── Data to examine
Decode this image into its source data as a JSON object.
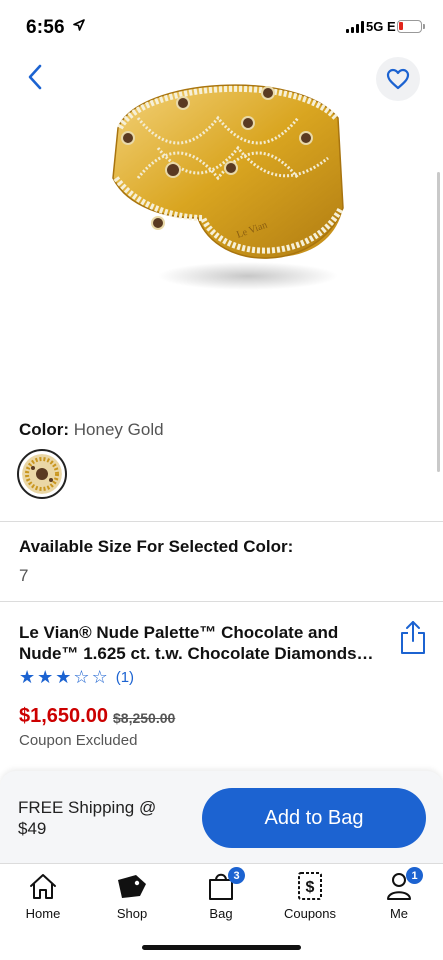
{
  "status_bar": {
    "time": "6:56",
    "network": "5G E",
    "battery_color": "#e1251b"
  },
  "header": {
    "back_icon": "chevron-left-icon",
    "favorite_icon": "heart-outline-icon"
  },
  "product": {
    "image_alt": "gold ring with chocolate and white diamonds",
    "color_label": "Color:",
    "color_value": "Honey Gold",
    "size_title": "Available Size For Selected Color:",
    "size_value": "7",
    "title_line1": "Le Vian® Nude Palette™ Chocolate and",
    "title_line2": "Nude™ 1.625 ct. t.w. Chocolate Diamonds…",
    "rating": 3,
    "rating_max": 5,
    "rating_count": "(1)",
    "price": "$1,650.00",
    "original_price": "$8,250.00",
    "coupon_note": "Coupon Excluded"
  },
  "action_bar": {
    "shipping_text": "FREE Shipping @ $49",
    "add_button_label": "Add to Bag"
  },
  "tab_bar": {
    "items": [
      {
        "label": "Home",
        "icon": "home-icon"
      },
      {
        "label": "Shop",
        "icon": "tag-icon"
      },
      {
        "label": "Bag",
        "icon": "shopping-bag-icon",
        "badge": "3"
      },
      {
        "label": "Coupons",
        "icon": "coupon-icon"
      },
      {
        "label": "Me",
        "icon": "person-icon",
        "badge": "1"
      }
    ]
  },
  "colors": {
    "accent": "#1c63d1",
    "price_red": "#cc0000",
    "gold": "#d9a520"
  }
}
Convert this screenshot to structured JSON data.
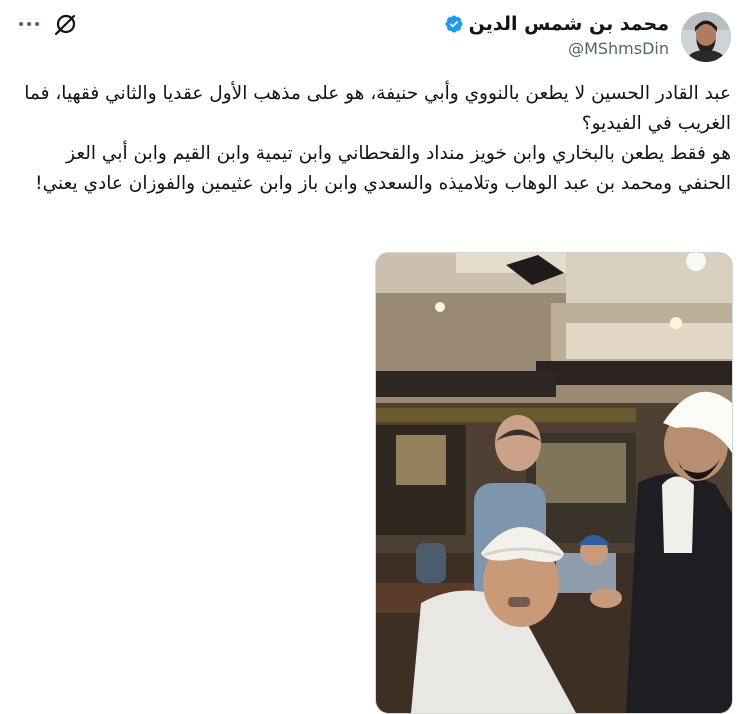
{
  "author": {
    "display_name": "محمد بن شمس الدين",
    "handle": "@MShmsDin",
    "verified": true
  },
  "icons": {
    "verified": "verified-badge-icon",
    "grok": "grok-icon",
    "more": "more-options-icon"
  },
  "tweet": {
    "paragraph_1": "عبد القادر الحسين لا يطعن بالنووي وأبي حنيفة، هو على مذهب الأول عقديا والثاني فقهيا، فما الغريب في الفيديو؟",
    "paragraph_2": "هو فقط يطعن بالبخاري وابن خويز منداد والقحطاني وابن تيمية وابن القيم وابن أبي العز الحنفي ومحمد بن عبد الوهاب وتلاميذه والسعدي وابن باز وابن عثيمين والفوزان عادي يعني!"
  },
  "media": {
    "type": "video-thumbnail"
  },
  "colors": {
    "text_primary": "#0f1419",
    "text_secondary": "#536471",
    "verified_blue": "#1d9bf0",
    "border": "#cfd9de"
  }
}
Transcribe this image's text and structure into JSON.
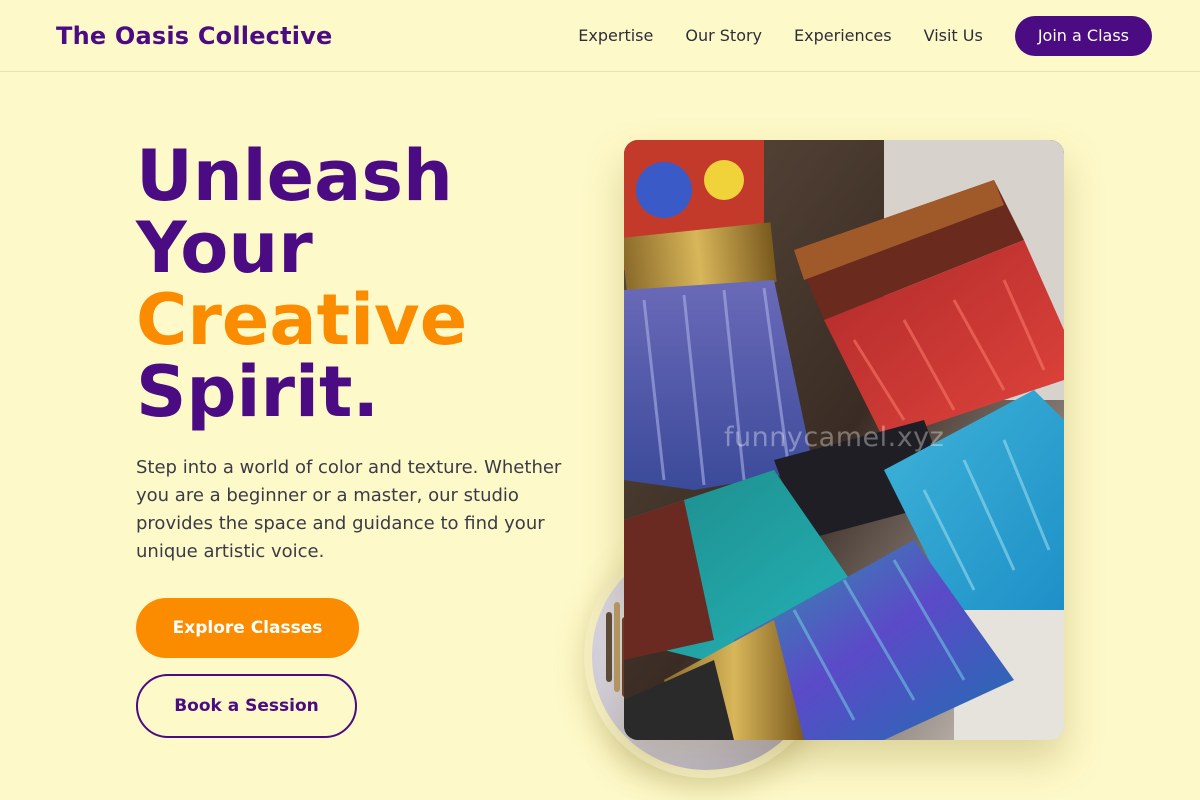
{
  "header": {
    "brand": "The Oasis Collective",
    "nav": [
      "Expertise",
      "Our Story",
      "Experiences",
      "Visit Us"
    ],
    "cta": "Join a Class"
  },
  "hero": {
    "headline": [
      "Unleash",
      "Your",
      "Creative",
      "Spirit."
    ],
    "lead": "Step into a world of color and texture. Whether you are a beginner or a master, our studio provides the space and guidance to find your unique artistic voice.",
    "primary_cta": "Explore Classes",
    "secondary_cta": "Book a Session"
  },
  "image": {
    "subject": "paint-brushes-photo",
    "watermark": "funnycamel.xyz"
  },
  "colors": {
    "background": "#fef9c8",
    "brand_purple": "#4b0b82",
    "accent_orange": "#fb8c00"
  }
}
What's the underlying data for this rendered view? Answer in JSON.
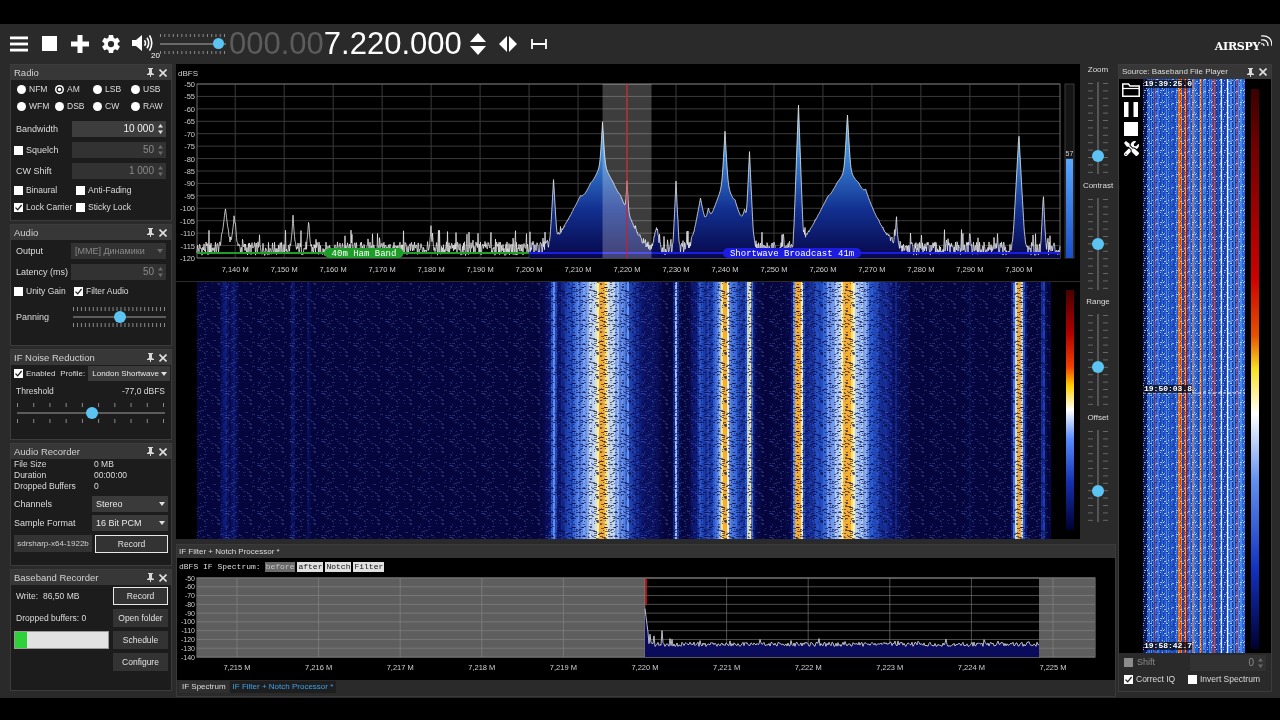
{
  "toolbar": {
    "volume": {
      "value": "20",
      "level": 0.88
    },
    "frequency": {
      "leading": "000.00",
      "value": "7.220.000"
    },
    "logo": "AIRSPY"
  },
  "radio": {
    "title": "Radio",
    "modes": [
      {
        "label": "NFM",
        "selected": false
      },
      {
        "label": "AM",
        "selected": true
      },
      {
        "label": "LSB",
        "selected": false
      },
      {
        "label": "USB",
        "selected": false
      },
      {
        "label": "WFM",
        "selected": false
      },
      {
        "label": "DSB",
        "selected": false
      },
      {
        "label": "CW",
        "selected": false
      },
      {
        "label": "RAW",
        "selected": false
      }
    ],
    "fields": [
      {
        "kind": "spin",
        "label": "Bandwidth",
        "value": "10 000",
        "disabled": false
      },
      {
        "kind": "check",
        "label": "Squelch",
        "checked": false,
        "value": "50",
        "disabled": true
      },
      {
        "kind": "spin",
        "label": "CW Shift",
        "value": "1 000",
        "disabled": true
      }
    ],
    "options": [
      {
        "label": "Binaural",
        "checked": false
      },
      {
        "label": "Anti-Fading",
        "checked": false
      },
      {
        "label": "Lock Carrier",
        "checked": true
      },
      {
        "label": "Sticky Lock",
        "checked": false
      }
    ]
  },
  "audio": {
    "title": "Audio",
    "fields": [
      {
        "kind": "select",
        "label": "Output",
        "value": "[MME] Динамики",
        "disabled": true
      },
      {
        "kind": "spin",
        "label": "Latency (ms)",
        "value": "50",
        "disabled": true
      }
    ],
    "options": [
      {
        "label": "Unity Gain",
        "checked": false
      },
      {
        "label": "Filter Audio",
        "checked": true
      }
    ],
    "panning": {
      "label": "Panning",
      "level": 0.5
    }
  },
  "if_noise_reduction": {
    "title": "IF Noise Reduction",
    "enabled": {
      "label": "Enabled",
      "checked": true
    },
    "profile_label": "Profile:",
    "profile": "London Shortwave",
    "threshold": {
      "label": "Threshold",
      "reading": "-77,0 dBFS",
      "level": 0.51
    }
  },
  "audio_recorder": {
    "title": "Audio Recorder",
    "stats": [
      {
        "label": "File Size",
        "value": "0 MB"
      },
      {
        "label": "Duration",
        "value": "00:00:00"
      },
      {
        "label": "Dropped Buffers",
        "value": "0"
      }
    ],
    "fields": [
      {
        "kind": "select",
        "label": "Channels",
        "value": "Stereo",
        "disabled": false
      },
      {
        "kind": "select",
        "label": "Sample Format",
        "value": "16 Bit PCM",
        "disabled": false
      }
    ],
    "file_name": "sdrsharp-x64-1922b",
    "button": {
      "label": "Record",
      "kind": "primary"
    }
  },
  "baseband_recorder": {
    "title": "Baseband Recorder",
    "write": {
      "label": "Write:",
      "value": "86,50 MB"
    },
    "dropped": "Dropped buffers: 0",
    "progress": {
      "level": 0.13
    },
    "buttons": [
      {
        "label": "Record",
        "kind": "primary"
      },
      {
        "label": "Open folder",
        "kind": "normal"
      },
      {
        "label": "Schedule",
        "kind": "normal"
      },
      {
        "label": "Configure",
        "kind": "normal"
      }
    ]
  },
  "spectrum": {
    "unit": "dBFS",
    "y_labels": [
      "-50",
      "-55",
      "-60",
      "-65",
      "-70",
      "-75",
      "-80",
      "-85",
      "-90",
      "-95",
      "-100",
      "-105",
      "-110",
      "-115",
      "-120"
    ],
    "x_labels": [
      "7,140 M",
      "7,150 M",
      "7,160 M",
      "7,170 M",
      "7,180 M",
      "7,190 M",
      "7,200 M",
      "7,210 M",
      "7,220 M",
      "7,230 M",
      "7,240 M",
      "7,250 M",
      "7,260 M",
      "7,270 M",
      "7,280 M",
      "7,290 M",
      "7,300 M"
    ],
    "bands": [
      {
        "label": "40m Ham Band",
        "color": "#1e9e28"
      },
      {
        "label": "Shortwave Broadcast 41m",
        "color": "#1c1ce0"
      }
    ],
    "signal_meter": {
      "reading": "57",
      "level": 0.57
    }
  },
  "display_controls": [
    {
      "label": "Zoom",
      "level": 0.2
    },
    {
      "label": "Contrast",
      "level": 0.5
    },
    {
      "label": "Range",
      "level": 0.42
    },
    {
      "label": "Offset",
      "level": 0.34
    }
  ],
  "if_filter": {
    "title": "IF Filter + Notch Processor *",
    "caption": "dBFS IF Spectrum:",
    "toggles": [
      {
        "label": "before",
        "on": false
      },
      {
        "label": "after",
        "on": true
      },
      {
        "label": "Notch",
        "on": true
      },
      {
        "label": "Filter",
        "on": true
      }
    ],
    "y_labels": [
      "-50",
      "-60",
      "-70",
      "-80",
      "-90",
      "-100",
      "-110",
      "-120",
      "-130",
      "-140"
    ],
    "x_labels": [
      "7,215 M",
      "7,216 M",
      "7,217 M",
      "7,218 M",
      "7,219 M",
      "7,220 M",
      "7,221 M",
      "7,222 M",
      "7,223 M",
      "7,224 M",
      "7,225 M"
    ],
    "tabs": [
      {
        "label": "IF Spectrum",
        "selected": false
      },
      {
        "label": "IF Filter + Notch Processor *",
        "selected": true
      }
    ]
  },
  "source": {
    "title": "Source: Baseband File Player",
    "timestamps": [
      "19:39:25.0",
      "19:50:03.8",
      "19:58:42.7"
    ],
    "shift": {
      "label": "Shift",
      "checked": false,
      "disabled": true,
      "value": "0"
    },
    "options": [
      {
        "label": "Correct IQ",
        "checked": true
      },
      {
        "label": "Invert Spectrum",
        "checked": false
      }
    ]
  }
}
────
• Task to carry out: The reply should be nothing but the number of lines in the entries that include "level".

• Answer: 9